Though the estimated death toll at the camp — originally a labor camp, later to be installed with a gas chamber — numbered over 64,000 people, Rehbogen (whose hand is shown holding a cane in the image above) claims he didn’t participate in the heinous murders for which he’s charged.
He does admit that he worked there, as All That’s Interesting pointed out about the case.
But he insists he was even not aware of the hundreds of deaths that allegedly happened on his watch during two of the six years the camp was running.
More than 70 years since those events, prosecutor Andreas Brendel is doubtful about that claim, to say the least.
“Anyone who heard the screams from outside the gas chamber would have known that people were fighting for their lives,” Brendel reported.
As strange as it may seem for someone who is today in his mid-90s, Rehbogen — who served as a guard between June 1942 and September 1944 — is being tried in a juvenile court in Berlin, Germany, right now because he was not yet 21 at the time he committed crimes for which he’s charged, as The New York Times and other outlets have reported on the case.
His maximum sentence is 10 years in prison.
Lists of the diseased on the indictment include as many as 100 Polish prisoners, a minimum of 77 Soviet P.O.W.s, and an overwhelming and “unknown number [of] — at least several hundred — Jewish prisoners.”
In addition to the other sickening means that were used on scores of innocent souls, the Jewish prisoners were brutally killed in gas chambers, by execution, or by injection of phenol “straight to the heart of the individual prisoner,” the indictment alleges, as The Times noted.
During the winter of 1943-44, in the bitter cold, 140 mostly Jewish woman and children were put to death by means of lethal injection. Many prisoners froze to death as well.
The Stutthof camp was located on the coast of the Baltic Sea, by what is now the city of Gdansk in Poland.

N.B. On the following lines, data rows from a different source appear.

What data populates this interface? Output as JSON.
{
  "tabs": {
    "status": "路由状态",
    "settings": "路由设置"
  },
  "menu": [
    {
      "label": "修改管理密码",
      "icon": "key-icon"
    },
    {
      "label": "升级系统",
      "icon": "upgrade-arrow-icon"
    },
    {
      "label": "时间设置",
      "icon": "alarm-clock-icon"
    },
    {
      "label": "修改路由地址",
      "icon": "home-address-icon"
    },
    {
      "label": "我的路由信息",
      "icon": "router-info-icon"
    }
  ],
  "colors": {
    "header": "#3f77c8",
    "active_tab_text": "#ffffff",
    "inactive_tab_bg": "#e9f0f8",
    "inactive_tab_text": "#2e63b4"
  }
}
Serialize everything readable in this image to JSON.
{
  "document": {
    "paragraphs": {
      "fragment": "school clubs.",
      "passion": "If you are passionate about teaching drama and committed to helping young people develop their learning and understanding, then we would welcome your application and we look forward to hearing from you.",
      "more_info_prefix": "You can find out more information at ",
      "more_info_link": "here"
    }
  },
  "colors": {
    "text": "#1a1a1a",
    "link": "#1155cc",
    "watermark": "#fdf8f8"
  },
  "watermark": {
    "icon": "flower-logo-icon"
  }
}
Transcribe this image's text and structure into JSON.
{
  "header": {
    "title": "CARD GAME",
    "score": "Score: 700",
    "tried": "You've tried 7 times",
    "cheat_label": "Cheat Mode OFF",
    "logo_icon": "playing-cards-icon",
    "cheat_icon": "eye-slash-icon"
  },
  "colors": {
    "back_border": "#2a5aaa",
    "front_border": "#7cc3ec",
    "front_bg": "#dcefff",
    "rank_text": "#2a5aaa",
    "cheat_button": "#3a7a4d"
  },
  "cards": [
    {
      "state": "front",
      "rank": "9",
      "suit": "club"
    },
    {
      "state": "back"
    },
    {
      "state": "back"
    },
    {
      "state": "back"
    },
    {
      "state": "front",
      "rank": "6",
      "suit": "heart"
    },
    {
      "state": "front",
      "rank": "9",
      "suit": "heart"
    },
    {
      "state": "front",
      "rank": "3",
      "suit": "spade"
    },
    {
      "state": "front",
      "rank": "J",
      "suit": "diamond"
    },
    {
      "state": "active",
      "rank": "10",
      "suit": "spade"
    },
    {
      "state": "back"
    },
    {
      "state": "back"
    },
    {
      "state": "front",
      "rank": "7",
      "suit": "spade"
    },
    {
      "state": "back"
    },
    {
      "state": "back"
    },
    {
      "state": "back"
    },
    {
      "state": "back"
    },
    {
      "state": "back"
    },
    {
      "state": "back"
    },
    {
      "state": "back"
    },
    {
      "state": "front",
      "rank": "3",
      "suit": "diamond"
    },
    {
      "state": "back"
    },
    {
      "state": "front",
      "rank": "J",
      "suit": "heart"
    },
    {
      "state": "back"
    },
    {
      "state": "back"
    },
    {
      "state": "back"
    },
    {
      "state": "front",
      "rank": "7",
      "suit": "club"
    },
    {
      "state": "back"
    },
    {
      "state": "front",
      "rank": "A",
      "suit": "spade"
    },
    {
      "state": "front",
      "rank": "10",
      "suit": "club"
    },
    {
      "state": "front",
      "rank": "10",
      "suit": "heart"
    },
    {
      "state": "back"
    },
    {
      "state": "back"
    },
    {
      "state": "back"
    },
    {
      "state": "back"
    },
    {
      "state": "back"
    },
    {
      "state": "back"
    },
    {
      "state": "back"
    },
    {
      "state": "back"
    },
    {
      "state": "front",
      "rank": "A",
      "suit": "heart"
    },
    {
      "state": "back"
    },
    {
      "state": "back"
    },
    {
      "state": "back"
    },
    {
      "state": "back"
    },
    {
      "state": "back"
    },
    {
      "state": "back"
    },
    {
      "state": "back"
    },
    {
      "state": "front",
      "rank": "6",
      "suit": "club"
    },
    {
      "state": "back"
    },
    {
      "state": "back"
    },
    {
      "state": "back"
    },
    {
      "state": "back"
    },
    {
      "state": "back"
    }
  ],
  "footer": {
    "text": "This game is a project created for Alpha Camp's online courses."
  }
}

Brendel, the prosecutor, maintains that the former Nazi was very well aware of what was taking place at the camp.